> [EXERCISE REQUIREMENTS]: Only the lines from the one holding "Give me the" to the end of the data should be echoed, exactly as they appear, minus the pictures.

========

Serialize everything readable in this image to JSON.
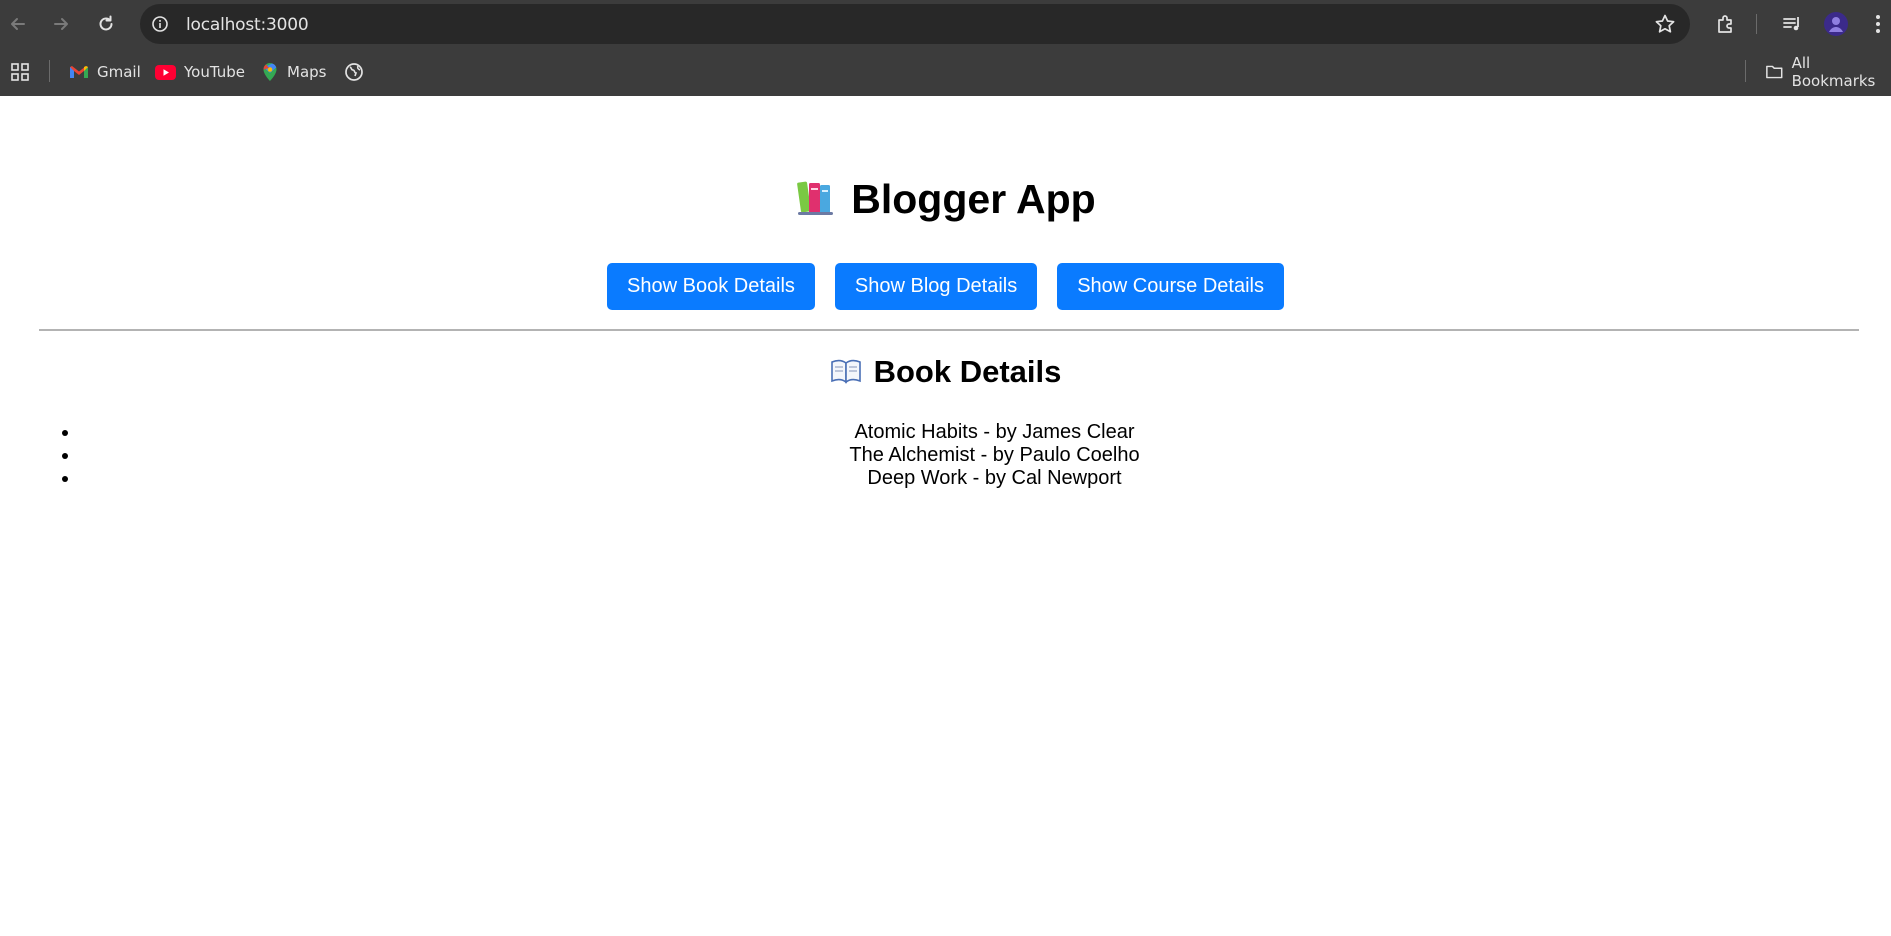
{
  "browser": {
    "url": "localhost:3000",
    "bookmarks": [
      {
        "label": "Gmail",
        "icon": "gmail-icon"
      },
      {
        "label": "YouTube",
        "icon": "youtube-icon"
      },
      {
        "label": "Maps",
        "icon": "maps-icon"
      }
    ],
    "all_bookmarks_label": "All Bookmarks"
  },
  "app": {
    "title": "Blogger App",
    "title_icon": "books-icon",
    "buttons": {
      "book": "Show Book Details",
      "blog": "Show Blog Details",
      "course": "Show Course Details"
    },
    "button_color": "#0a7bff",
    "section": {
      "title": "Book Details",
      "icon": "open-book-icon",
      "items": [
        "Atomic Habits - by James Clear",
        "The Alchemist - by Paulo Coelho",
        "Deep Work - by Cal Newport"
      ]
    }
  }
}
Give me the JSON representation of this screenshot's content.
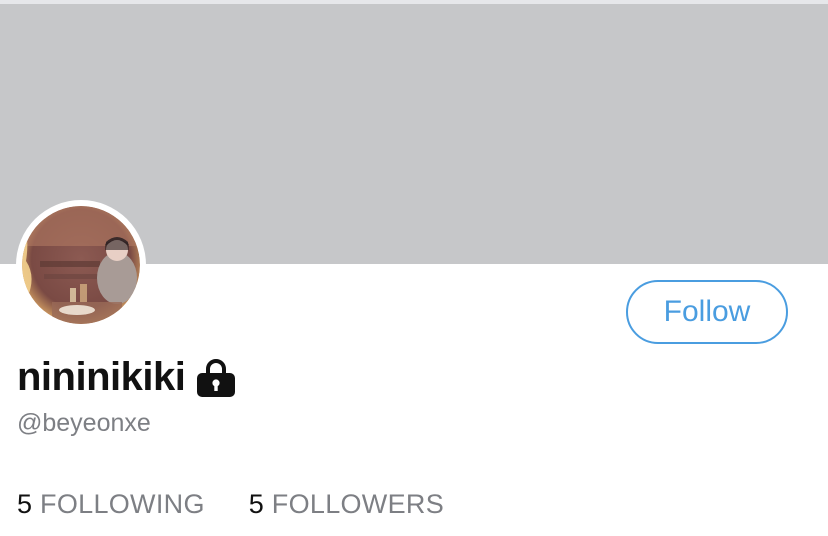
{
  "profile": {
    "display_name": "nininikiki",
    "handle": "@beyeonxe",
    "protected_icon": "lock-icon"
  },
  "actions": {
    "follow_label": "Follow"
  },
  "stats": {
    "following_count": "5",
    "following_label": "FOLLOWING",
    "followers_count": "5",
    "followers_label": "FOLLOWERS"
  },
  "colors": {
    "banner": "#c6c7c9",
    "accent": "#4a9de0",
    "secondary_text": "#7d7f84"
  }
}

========

> [EXPECTED ANSWER]:
Give me the JSON representation of this screenshot's content.
{
  "profile": {
    "display_name": "nininikiki",
    "handle": "@beyeonxe",
    "protected_icon": "lock-icon"
  },
  "actions": {
    "follow_label": "Follow"
  },
  "stats": {
    "following_count": "5",
    "following_label": "FOLLOWING",
    "followers_count": "5",
    "followers_label": "FOLLOWERS"
  },
  "colors": {
    "banner": "#c6c7c9",
    "accent": "#4a9de0",
    "secondary_text": "#7d7f84"
  }
}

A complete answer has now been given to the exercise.